SaaS companies spend 23% of revenue on R&D

Building out, maintaining, and upgrading a technology stack requires a constant commitment to developers and engineers, so what is an appropriate level of development or R&D expense for a successful SaaS business? We looked at 74 publicly traded SaaS businesses at the time of IPO and 2 years prior to get a sense for how successful SaaS businesses allocate to R&D.  The raw data and observations are below:

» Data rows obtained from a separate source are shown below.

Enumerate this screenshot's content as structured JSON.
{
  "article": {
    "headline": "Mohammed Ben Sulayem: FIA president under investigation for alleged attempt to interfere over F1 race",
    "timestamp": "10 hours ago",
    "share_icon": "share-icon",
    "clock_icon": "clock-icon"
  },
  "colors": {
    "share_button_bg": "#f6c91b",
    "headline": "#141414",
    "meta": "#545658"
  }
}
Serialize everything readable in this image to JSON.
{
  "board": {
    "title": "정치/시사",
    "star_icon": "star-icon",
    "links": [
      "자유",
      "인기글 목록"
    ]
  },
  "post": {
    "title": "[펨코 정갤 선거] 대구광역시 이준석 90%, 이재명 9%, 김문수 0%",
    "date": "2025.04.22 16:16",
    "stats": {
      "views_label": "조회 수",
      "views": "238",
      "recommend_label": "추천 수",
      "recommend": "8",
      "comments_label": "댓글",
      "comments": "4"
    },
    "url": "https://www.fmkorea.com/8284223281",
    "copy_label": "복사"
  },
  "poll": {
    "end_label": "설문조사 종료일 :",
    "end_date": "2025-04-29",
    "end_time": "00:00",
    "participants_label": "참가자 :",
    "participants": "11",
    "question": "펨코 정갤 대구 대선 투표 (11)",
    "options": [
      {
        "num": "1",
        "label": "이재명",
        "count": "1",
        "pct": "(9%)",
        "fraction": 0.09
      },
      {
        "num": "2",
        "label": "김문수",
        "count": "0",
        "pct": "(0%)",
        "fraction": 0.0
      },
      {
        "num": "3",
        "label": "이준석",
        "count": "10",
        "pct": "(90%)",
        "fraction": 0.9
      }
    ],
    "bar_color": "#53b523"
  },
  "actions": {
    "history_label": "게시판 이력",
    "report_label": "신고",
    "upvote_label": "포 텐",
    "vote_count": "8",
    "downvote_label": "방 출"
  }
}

R&D spend is 23% of revenue.  Leading up to the IPO, SaaS companies spent on median 23% of revenue on R&D.  As you can see there is almost no deviation between the financials reported at IPO and 2 years prior. (medians were 22% and 23% respectively)   For many of these companies, they were in their Series B or Series C two years prior to IPO, so it’s safe to say that spending a quarter of revenue on R&D is the right level for a SaaS business even at earlier stages.  No matter where your SaaS business is in its lifecycle, as one founder put it to me, “managing a large and growing stack for a cloud application is damn tough” so you’re going to be spending materially on the stack no matter how fast you’re growing or how mature you are.


Median spend is $20mm.  The median level of revenue at IPO for these SaaS businesses was $99mm so with 23% of revenue going to R&D, that means R&D spend was $20mm on median at the time of IPO.  That’s a lot of dev talent.


The range of spend is wide.  Hortonworks and Castlight spent more on R&D than they generated in revenue, with R&D/revenue of 110% and 117% respectively.  On the other end, Paycom software spent only 2% of revenue on R&D, and that business did $108mm in revenue prior to IPO.   Similarly, Tabula Rasa spent only 2% of revenue on R&D.


Smaller businesses spend more.  Not surprisingly, given the fixed cost nature of R&D, the 10 smallest companies by revenue spent 41% of revenue on R&D while the 10 largest spent 24%, closer to the overall median.  Smaller businesses are likely going to have to expend a larger percent of revenue on R&D than their more mature peers.  Note that those smaller businesses are faster growing, with average revenue growth of 127% for the 10 smallest on the list versus 47% for the 10 largest.


Visit us at